Things have changed quite a bit since the days when it wasn’t uncommon that a baby or its mother died during the birthing process. These days, mothers are able to take home their babies within hours of having given birth. Still, though, there are complications associated with giving birth to a child. 75 percent of cerebral palsy cases develop within those first crucial days of the baby’s life.
More and more, hospitals are using neonatal nurses to care of newborns. After the baby is born, these people are responsible for the health and care of your new addition to the family. They specialize in the area of taking care of newborns.
There are three different level of specialization in neonatal nursing. Level 1 nurses are responsible for the care of healthy newborn babies. The need for this particular kind of expertise is reducing due to improvements in techniques and technology. Healthy babies can now go home much sooner and are no longer kept separate from the mother in most hospitals.
Level 2 nurses specialize in caring for ill or prematurely born babies. Their responsibility includes making sure these babies get the medicines they need at the times that they need them. They are trained on the best methods for administering these medicines. Since each case is unique, the nurse must understand each baby and the best way to help that baby overcome his or her sickness.
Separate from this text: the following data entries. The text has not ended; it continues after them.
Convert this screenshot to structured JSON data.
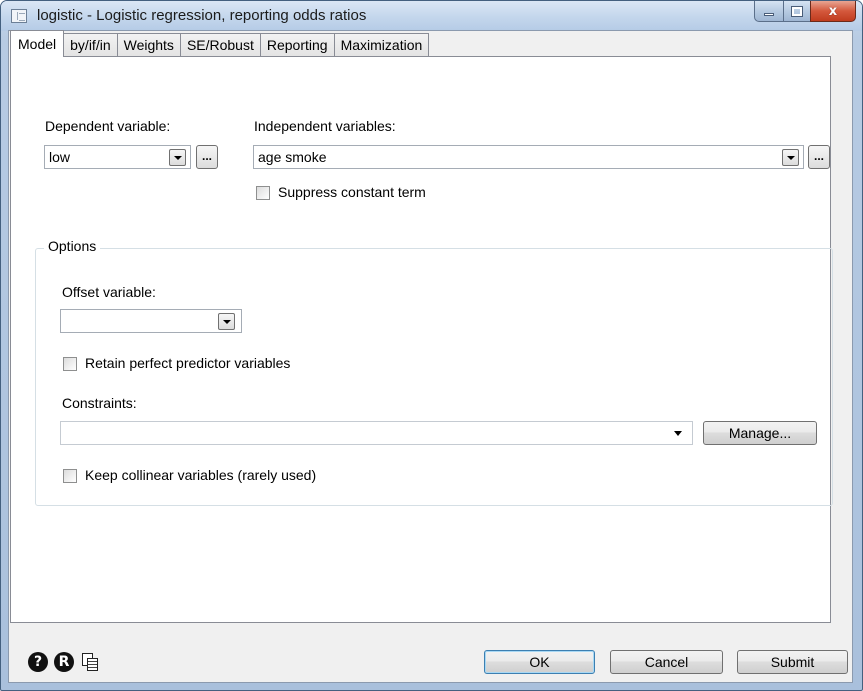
{
  "window": {
    "title": "logistic - Logistic regression, reporting odds ratios",
    "close_glyph": "x"
  },
  "tabs": [
    {
      "label": "Model",
      "active": true
    },
    {
      "label": "by/if/in"
    },
    {
      "label": "Weights"
    },
    {
      "label": "SE/Robust"
    },
    {
      "label": "Reporting"
    },
    {
      "label": "Maximization"
    }
  ],
  "model": {
    "dependent_label": "Dependent variable:",
    "dependent_value": "low",
    "independent_label": "Independent variables:",
    "independent_value": "age smoke",
    "suppress_constant_label": "Suppress constant term",
    "ellipsis": "..."
  },
  "options": {
    "legend": "Options",
    "offset_label": "Offset variable:",
    "offset_value": "",
    "retain_label": "Retain perfect predictor variables",
    "constraints_label": "Constraints:",
    "constraints_value": "",
    "manage_button": "Manage...",
    "collinear_label": "Keep collinear variables (rarely used)"
  },
  "footer": {
    "help_icon": "?",
    "r_icon": "R",
    "ok_button": "OK",
    "cancel_button": "Cancel",
    "submit_button": "Submit"
  }
}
Level 3 nurses are the highest trained nurses and the most in need. They take care of the babies in the Neonatal Intensive Care Unit (NICU). Some babies are in such dire need of attention that these nurses need attention every hour or half hour to make sure that there are no complications. Not only are the nurses in charge of the baby’s healthcare, but they are also in charge of making sure that the machines keeping the baby alive are fully functional. The machines usually take readings from the baby’s vital signs, and these help the nurse understand what is needed for the baby’s healthcare.